### [Directions for this task]
All lines that hold the string "heading" should be copied. Find them in the listing below.
##############################
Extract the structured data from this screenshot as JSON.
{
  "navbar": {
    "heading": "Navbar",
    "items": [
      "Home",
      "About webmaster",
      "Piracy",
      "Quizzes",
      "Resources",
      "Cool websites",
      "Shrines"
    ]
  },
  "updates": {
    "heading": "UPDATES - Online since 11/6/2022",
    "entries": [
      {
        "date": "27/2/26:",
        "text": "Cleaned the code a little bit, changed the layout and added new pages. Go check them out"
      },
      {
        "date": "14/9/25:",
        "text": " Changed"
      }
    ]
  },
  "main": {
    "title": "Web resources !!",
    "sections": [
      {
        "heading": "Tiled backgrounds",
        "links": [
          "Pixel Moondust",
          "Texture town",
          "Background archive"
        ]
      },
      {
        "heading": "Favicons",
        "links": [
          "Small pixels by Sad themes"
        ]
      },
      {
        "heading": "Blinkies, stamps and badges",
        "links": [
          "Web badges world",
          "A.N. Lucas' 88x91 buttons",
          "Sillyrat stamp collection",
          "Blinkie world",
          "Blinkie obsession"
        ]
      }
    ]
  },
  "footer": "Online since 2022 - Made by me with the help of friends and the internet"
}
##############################
### [Written response]
    "heading": "Navbar",
    "heading": "UPDATES - Online since 11/6/2022",
        "heading": "Tiled backgrounds",
        "heading": "Favicons",
        "heading": "Blinkies, stamps and badges",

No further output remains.